A Zoom Lens on the other hand has variable Focal length. By turning the Zoom ring, you move the optical Elements (Refer Photograph 1) inside the Lens to achieve a different angle of view. Here, you can Zoom in or Zoom out without physically moving as you need to do in case of a Prime Lens.
Prime Lens Advantages:
- Cost – Prime Lens are relatively cheaper as compared to their Zoom counterparts.
- Size & Weight – The Size and Weight of Prime Lenses are comparatively lower since moving parts are barely present.
- Learning Curve – Since Prime Lenses are the oldest for of Lenses, you have to physically move in or out by walking. It therefore allows the Photographer to use the lens to it’s full potential.
- Aesthetics – Zoom lenses can have a maximum aperture of f/2.8, were as Professional Prime Lenses can go as wide as f/1.2 rendering beautiful blurred background called “Bokeh”.
- Low Light Performance – As Prime Lenses can easily open upto f/2 or even upto f/1.2, the Lenses can perform wonderfully in low light situations.
Zoom Lens Advantages:
- Versatility – The primary reason for choosing a Zoom lens is versatility. It allows the Photographer to handle a variety of situations. He can shift from a Wide Angle to a Tele Photo just with the turn of the Zoom ring.

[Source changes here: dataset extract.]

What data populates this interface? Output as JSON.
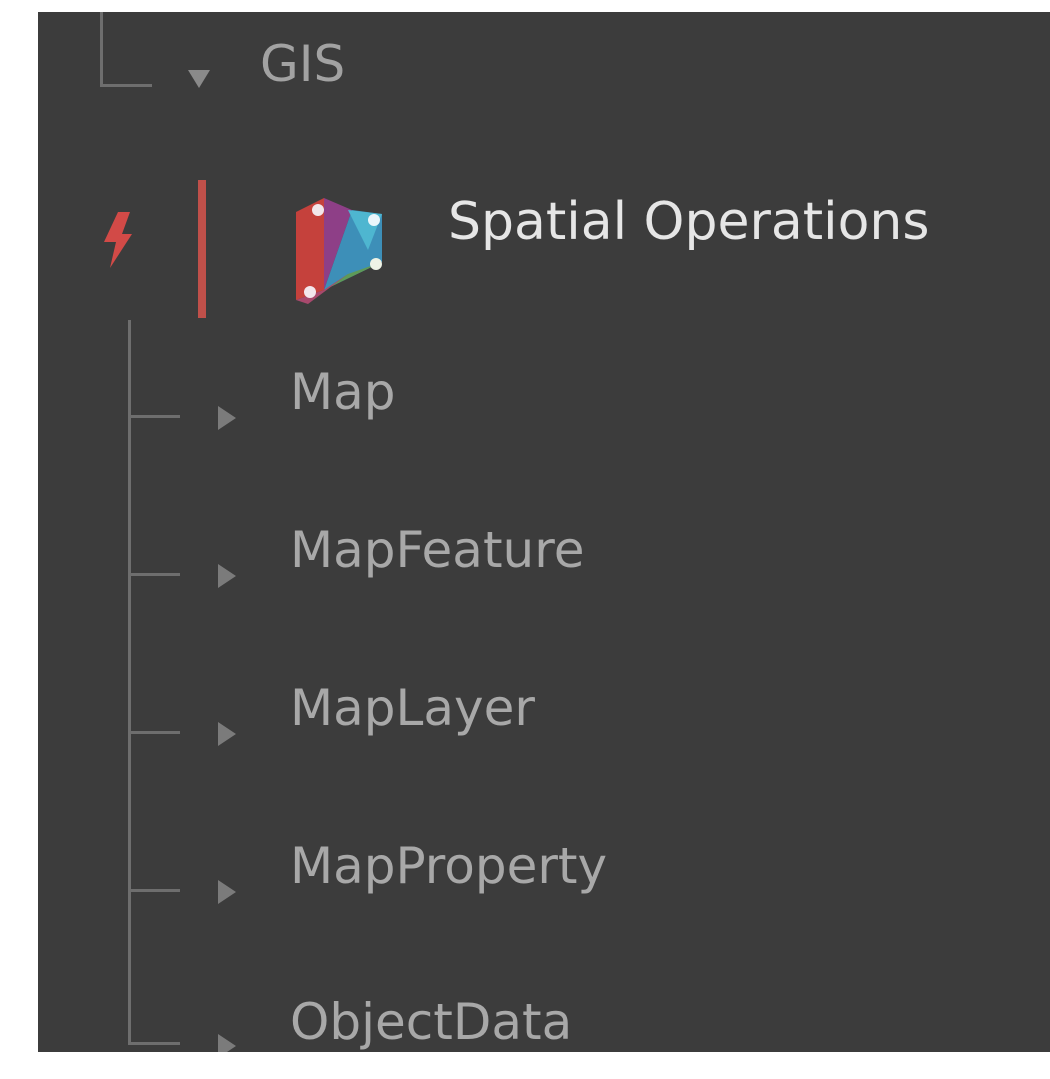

- Image Stabilization – Modern Zoom Lenses offers 3-4 stop image stabilization. Whether it Canon’s Image Stabilization (IS), Nikon’s Vibration Reduction (VR), Sigma’s Optical Stabilization (OS) or Tamron’s Vibration Compensation (VC) all allow you to shoot sharper Photographs at slower shutter speeds.
- Portability – Although they are comparatively bigger and bulkier than Prime Lenses, still a single Zoom Lens can replace two or more Prime Lenses, indirectly helps in reducing weight.

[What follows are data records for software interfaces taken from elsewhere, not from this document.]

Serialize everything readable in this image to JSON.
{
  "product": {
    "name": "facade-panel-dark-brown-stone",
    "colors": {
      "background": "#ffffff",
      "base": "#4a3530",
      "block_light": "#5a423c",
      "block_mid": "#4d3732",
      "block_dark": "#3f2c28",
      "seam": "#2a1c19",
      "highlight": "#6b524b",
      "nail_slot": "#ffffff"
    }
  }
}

Other types of Lenses and their uses?
Camera Lenses come in either fixed (prime) focal lengths, or zooms, which cover a range of focal lengths, which we have already discussed above. The different Focal Lengths are grouped into categories for different types of lenses.

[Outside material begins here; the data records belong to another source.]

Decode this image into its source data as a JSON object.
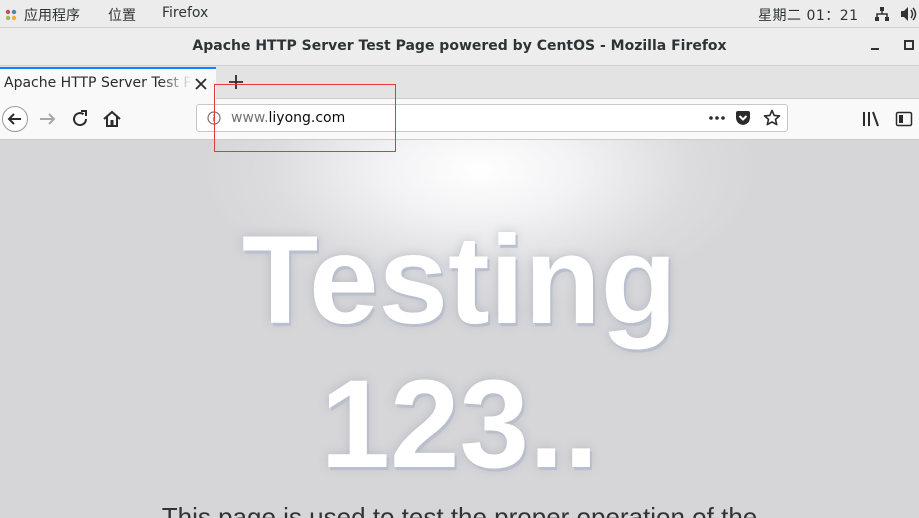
{
  "topbar": {
    "applications": "应用程序",
    "places": "位置",
    "app_name": "Firefox",
    "clock": "星期二 01：21"
  },
  "window": {
    "title": "Apache HTTP Server Test Page powered by CentOS - Mozilla Firefox"
  },
  "tab": {
    "label": "Apache HTTP Server Test Page powered by CentOS"
  },
  "urlbar": {
    "prefix": "www.",
    "host": "liyong.com"
  },
  "page": {
    "headline_line1": "Testing",
    "headline_line2": "123..",
    "lead": "This page is used to test the proper operation of the"
  },
  "colors": {
    "tab_accent": "#0a84ff",
    "annotation": "#e03a3a"
  }
}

1. Wide Angle Lenses: Traditionally, a super wide-angle lens is classified as anything under 20mm. Wide-angle is 21-35mm. Wide-angle lenses are most commonly used for photographing landscapes and architecture, although they are often also used for photographing large groups of people.
2. Prime Lenses: A standard lens has a focal length range of 35-70 mm. The most common standard lens is a fixed 50 mm lens. Standard lenses are most commonly used for documentary and street photography. The Canon 50mm f/1.8 lens is an example of a standard, fixed lens.
3. Medium Telephoto / Portrait Lens: The focal range between 80-135 mm is nearly always used by portrait photographers. These are specialist lenses, but can be surprisingly reasonably priced. The Canon EF 100mm f/2.8 Macro USM lens is an example of a one of these types of lenses.
4. Telephoto: Any lens with a focal length of between 135mm and 300mm is a True telephoto lens. Telephoto lenses are traditionally used for sports and wildlife photography, but their essential function is to bring distant objects closer.
5. Specialist Lenses: There are a variety of specialist lenses available. Some of the more common are:
a. Super Telephoto: These have a focal length of more than 300mm, and are used by dedicated sports and wildlife photographers.
b. Macro: These lenses are able to focus closer to an object than normal lenses, offering a 1:1 ratio. They are used for still-life photography of small objects.
c. Fisheye: These are on the edge of wide-angle lenses, and give a distorted view of the subject matter. The center of the image is magnified, and objects diminish in size in all directions around it.